Comments /2302 Views / Friday, 25 May 2012 03:12
Top professional Dr. Nalaka Godahewa yesterday resigned as Chairman of Sri Lanka Tourism and two other entities whilst continuing to serve as Head of Tourism Development Authority.
“I have decided to resign from the Chairmanship of the Sri Lanka Tourism Promotion Bureau, Sri Lanka Tourism Convention Bureau and Sri Lanka Institute of Tourism and Hotel Management. I will remain as the Chairman of Sri Lanka Tourism Development Authority, where I will continue our work in implementing the agreed tourism development strategy,” Godahewa told the Daily FT.
He said that in 2010 a decision was made to initiate a process of amalgamating all four tourism institutes governed by the Tourism Act No. 38 of 2005 and he was made Chairman of all four. These are independent institutes with independent boards and separate staff.
“The amalgamation requires passing new legislation and probably due to some unavoidable circumstances, this amalgamation process seems to have got delayed. I feel in this context I should give the Ministry in charge of Tourism an opportunity to revisit the idea of having one Chairman for all four institutes. Maybe there is a possibility of greater focus in each of these institutes under a completely independent leadership and structure,” Godahewa said, adding that his move was to allow the Ministry the flexibility of revisiting the original thought process.
Though shedding three Chairman hats out of four, Godahewa remains optimistic about the future of tourism in post-war Sri Lanka.
“Tourism is one of the best performing industries in the country and since we launched our five-year Sri Lanka Tourism Development master plan under the clear leadership of Minister of Economic Development Basil Rajapaksa, we have been continuously achieving our intended objectives and targets,” Godahewa said.
“Over the last two years we have almost doubled tourism arrivals to the country, reaching 855,975 arrivals in 2011 compared to 447,890 in 2009. We have improved infrastructure, improved the investment climate, reduced bureaucracy and red tape hindering development, addressed policy and regularly concerns and also introduced a very clear country branding and positioning strategy.
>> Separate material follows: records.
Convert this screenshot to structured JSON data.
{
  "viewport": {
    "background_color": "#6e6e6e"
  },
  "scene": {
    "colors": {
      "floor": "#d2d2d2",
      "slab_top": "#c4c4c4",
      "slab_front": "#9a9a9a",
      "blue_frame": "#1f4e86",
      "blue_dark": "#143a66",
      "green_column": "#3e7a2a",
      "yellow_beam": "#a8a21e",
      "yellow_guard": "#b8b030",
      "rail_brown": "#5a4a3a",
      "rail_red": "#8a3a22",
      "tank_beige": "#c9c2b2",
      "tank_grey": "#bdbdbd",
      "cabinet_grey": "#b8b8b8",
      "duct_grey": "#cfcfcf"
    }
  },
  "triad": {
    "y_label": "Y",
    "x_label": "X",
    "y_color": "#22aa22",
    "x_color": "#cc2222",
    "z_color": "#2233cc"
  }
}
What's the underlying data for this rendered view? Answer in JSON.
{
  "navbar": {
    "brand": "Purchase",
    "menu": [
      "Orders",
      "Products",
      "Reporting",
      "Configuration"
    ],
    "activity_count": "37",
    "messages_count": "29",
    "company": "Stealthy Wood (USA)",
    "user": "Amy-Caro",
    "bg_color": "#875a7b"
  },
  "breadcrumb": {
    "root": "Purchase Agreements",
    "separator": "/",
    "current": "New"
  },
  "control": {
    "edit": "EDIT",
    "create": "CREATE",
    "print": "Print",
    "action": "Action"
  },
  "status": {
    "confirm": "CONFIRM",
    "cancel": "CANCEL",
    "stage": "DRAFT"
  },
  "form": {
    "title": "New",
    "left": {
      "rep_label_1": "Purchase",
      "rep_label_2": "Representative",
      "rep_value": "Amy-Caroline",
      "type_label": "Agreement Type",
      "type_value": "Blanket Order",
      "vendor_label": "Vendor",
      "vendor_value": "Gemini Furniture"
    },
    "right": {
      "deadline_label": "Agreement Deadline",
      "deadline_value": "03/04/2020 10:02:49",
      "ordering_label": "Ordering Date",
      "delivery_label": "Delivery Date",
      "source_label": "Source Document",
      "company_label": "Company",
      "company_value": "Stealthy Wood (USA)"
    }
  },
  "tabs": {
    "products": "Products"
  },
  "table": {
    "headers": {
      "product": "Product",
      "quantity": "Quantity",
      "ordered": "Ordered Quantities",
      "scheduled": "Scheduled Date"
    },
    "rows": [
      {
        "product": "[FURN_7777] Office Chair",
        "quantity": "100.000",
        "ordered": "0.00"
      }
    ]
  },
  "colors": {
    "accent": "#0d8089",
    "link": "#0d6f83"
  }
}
Now we need to take tourism to new heights. For that we need to constantly challenge the way we work and improve our products, services, structures and processes.
“I am sure that the Ministry will make use of this opportunity to do the best for the industry. It is the responsibility of all those who are genuinely interested in the development of Motherland to put aside personal interests and make use of every opportunity to help achieving the development goals of this country supporting the vision of President Mahinda Rajapaksa. I have done just that,” Godahewa added.
24 June 2017
Politics as the science of attaining “power” The first lessons taught to any student of the science of politics almost invariably includes a reference to the 16th century Florentine philosopher Machiavell...
24 June 2017
“I think that hate is a feeling that can only exist where there is no understanding” – Tennessee Williams, Sweet Bird of Youth A few days ago we had the Ven. Warakagoda Shri Gnanarathana, Mah...
24 June 2017
For the first time in the history of Indian presidential elections, caste has been brought to the fore in the run up to the 17 July presidential poll, reflecting the nature of politics in the country now. Both the ruling National Democrati...
23 June 2017
I was very hopeful when circumstances necessitated a national government of sorts in a hazy summer concatenation now long forgotten. At the time, we all thought the union of two major mainstream mindsets would result in a smorgasbord of good thing...
Yes or no to Paris Accord; let us reassess climate change
Faster, clearer data on disasters might help shield women and children
Bridging the skill gap: A challenge in Sri Lanka’s quest for economic growth
Professional way of dealing with damaging public protests to speed up economic development